Give back the entries exactly as they read, leaving each image out.

Content starts

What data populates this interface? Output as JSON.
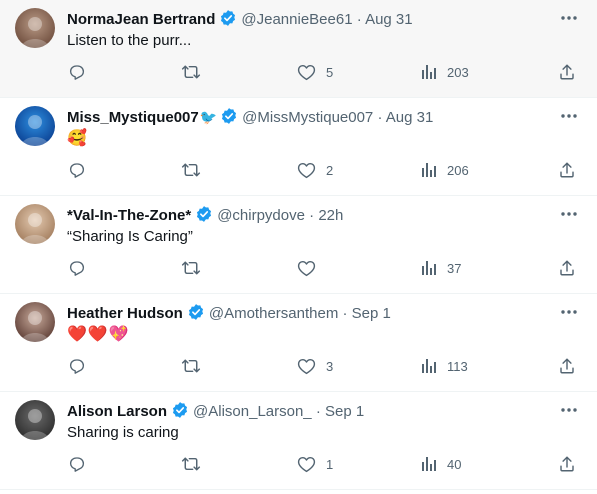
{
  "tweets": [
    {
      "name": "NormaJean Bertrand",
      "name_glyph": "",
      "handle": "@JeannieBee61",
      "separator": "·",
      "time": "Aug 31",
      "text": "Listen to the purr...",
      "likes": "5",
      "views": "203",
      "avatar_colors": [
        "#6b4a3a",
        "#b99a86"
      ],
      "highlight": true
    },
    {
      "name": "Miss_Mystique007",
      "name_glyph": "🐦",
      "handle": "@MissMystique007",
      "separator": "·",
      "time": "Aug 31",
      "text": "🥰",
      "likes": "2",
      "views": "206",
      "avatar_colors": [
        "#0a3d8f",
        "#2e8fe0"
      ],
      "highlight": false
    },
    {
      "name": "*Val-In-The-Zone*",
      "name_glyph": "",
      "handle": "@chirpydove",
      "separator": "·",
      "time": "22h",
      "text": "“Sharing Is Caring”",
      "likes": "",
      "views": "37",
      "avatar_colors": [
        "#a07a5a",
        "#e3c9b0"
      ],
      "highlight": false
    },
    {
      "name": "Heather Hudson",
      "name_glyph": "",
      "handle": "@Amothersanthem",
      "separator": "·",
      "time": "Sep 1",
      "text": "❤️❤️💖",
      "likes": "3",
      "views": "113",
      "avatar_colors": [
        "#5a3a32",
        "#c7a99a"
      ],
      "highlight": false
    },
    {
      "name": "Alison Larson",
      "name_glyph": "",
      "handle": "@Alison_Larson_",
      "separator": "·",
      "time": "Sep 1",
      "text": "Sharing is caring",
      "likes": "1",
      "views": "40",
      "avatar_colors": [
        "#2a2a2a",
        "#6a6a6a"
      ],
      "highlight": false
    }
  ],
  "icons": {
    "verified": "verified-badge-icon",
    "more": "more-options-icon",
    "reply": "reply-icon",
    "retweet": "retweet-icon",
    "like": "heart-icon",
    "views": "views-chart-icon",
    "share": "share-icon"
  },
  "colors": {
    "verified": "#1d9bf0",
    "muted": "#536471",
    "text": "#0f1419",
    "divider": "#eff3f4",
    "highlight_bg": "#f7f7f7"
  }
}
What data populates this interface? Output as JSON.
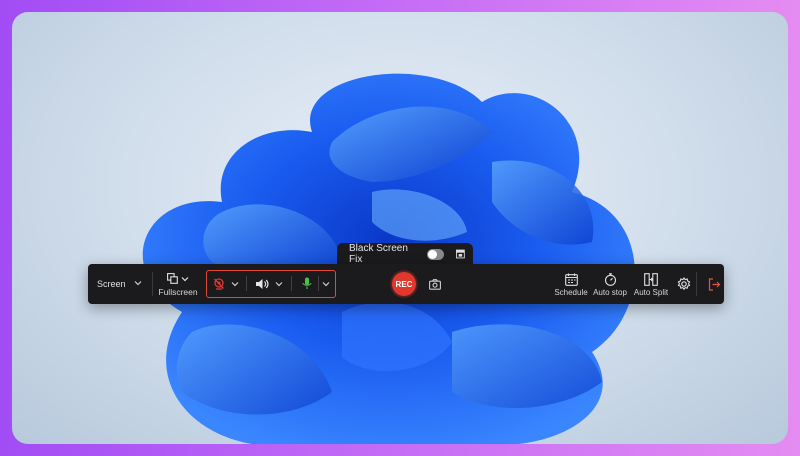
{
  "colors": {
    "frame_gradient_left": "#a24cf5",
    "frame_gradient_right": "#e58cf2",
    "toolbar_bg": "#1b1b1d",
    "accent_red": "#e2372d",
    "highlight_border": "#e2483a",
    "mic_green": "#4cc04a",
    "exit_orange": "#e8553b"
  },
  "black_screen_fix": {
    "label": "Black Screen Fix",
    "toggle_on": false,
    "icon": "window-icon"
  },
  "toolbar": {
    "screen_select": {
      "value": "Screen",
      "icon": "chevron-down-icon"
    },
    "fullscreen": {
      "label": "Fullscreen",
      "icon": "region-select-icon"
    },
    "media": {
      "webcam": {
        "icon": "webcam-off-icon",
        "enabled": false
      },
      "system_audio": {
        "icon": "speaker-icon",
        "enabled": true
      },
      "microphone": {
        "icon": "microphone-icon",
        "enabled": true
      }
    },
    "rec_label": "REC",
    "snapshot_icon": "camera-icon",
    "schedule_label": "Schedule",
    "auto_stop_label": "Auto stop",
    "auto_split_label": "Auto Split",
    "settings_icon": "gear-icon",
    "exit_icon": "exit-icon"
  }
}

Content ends

**Solution for this problem:**
What data populates this interface? Output as JSON.
{
  "tweets": [
    {
      "name": "NormaJean Bertrand",
      "name_glyph": "",
      "handle": "@JeannieBee61",
      "separator": "·",
      "time": "Aug 31",
      "text": "Listen to the purr...",
      "likes": "5",
      "views": "203",
      "avatar_colors": [
        "#6b4a3a",
        "#b99a86"
      ],
      "highlight": true
    },
    {
      "name": "Miss_Mystique007",
      "name_glyph": "🐦",
      "handle": "@MissMystique007",
      "separator": "·",
      "time": "Aug 31",
      "text": "🥰",
      "likes": "2",
      "views": "206",
      "avatar_colors": [
        "#0a3d8f",
        "#2e8fe0"
      ],
      "highlight": false
    },
    {
      "name": "*Val-In-The-Zone*",
      "name_glyph": "",
      "handle": "@chirpydove",
      "separator": "·",
      "time": "22h",
      "text": "“Sharing Is Caring”",
      "likes": "",
      "views": "37",
      "avatar_colors": [
        "#a07a5a",
        "#e3c9b0"
      ],
      "highlight": false
    },
    {
      "name": "Heather Hudson",
      "name_glyph": "",
      "handle": "@Amothersanthem",
      "separator": "·",
      "time": "Sep 1",
      "text": "❤️❤️💖",
      "likes": "3",
      "views": "113",
      "avatar_colors": [
        "#5a3a32",
        "#c7a99a"
      ],
      "highlight": false
    },
    {
      "name": "Alison Larson",
      "name_glyph": "",
      "handle": "@Alison_Larson_",
      "separator": "·",
      "time": "Sep 1",
      "text": "Sharing is caring",
      "likes": "1",
      "views": "40",
      "avatar_colors": [
        "#2a2a2a",
        "#6a6a6a"
      ],
      "highlight": false
    }
  ],
  "icons": {
    "verified": "verified-badge-icon",
    "more": "more-options-icon",
    "reply": "reply-icon",
    "retweet": "retweet-icon",
    "like": "heart-icon",
    "views": "views-chart-icon",
    "share": "share-icon"
  },
  "colors": {
    "verified": "#1d9bf0",
    "muted": "#536471",
    "text": "#0f1419",
    "divider": "#eff3f4",
    "highlight_bg": "#f7f7f7"
  }
}
What data populates this interface? Output as JSON.
{
  "colors": {
    "frame_gradient_left": "#a24cf5",
    "frame_gradient_right": "#e58cf2",
    "toolbar_bg": "#1b1b1d",
    "accent_red": "#e2372d",
    "highlight_border": "#e2483a",
    "mic_green": "#4cc04a",
    "exit_orange": "#e8553b"
  },
  "black_screen_fix": {
    "label": "Black Screen Fix",
    "toggle_on": false,
    "icon": "window-icon"
  },
  "toolbar": {
    "screen_select": {
      "value": "Screen",
      "icon": "chevron-down-icon"
    },
    "fullscreen": {
      "label": "Fullscreen",
      "icon": "region-select-icon"
    },
    "media": {
      "webcam": {
        "icon": "webcam-off-icon",
        "enabled": false
      },
      "system_audio": {
        "icon": "speaker-icon",
        "enabled": true
      },
      "microphone": {
        "icon": "microphone-icon",
        "enabled": true
      }
    },
    "rec_label": "REC",
    "snapshot_icon": "camera-icon",
    "schedule_label": "Schedule",
    "auto_stop_label": "Auto stop",
    "auto_split_label": "Auto Split",
    "settings_icon": "gear-icon",
    "exit_icon": "exit-icon"
  }
}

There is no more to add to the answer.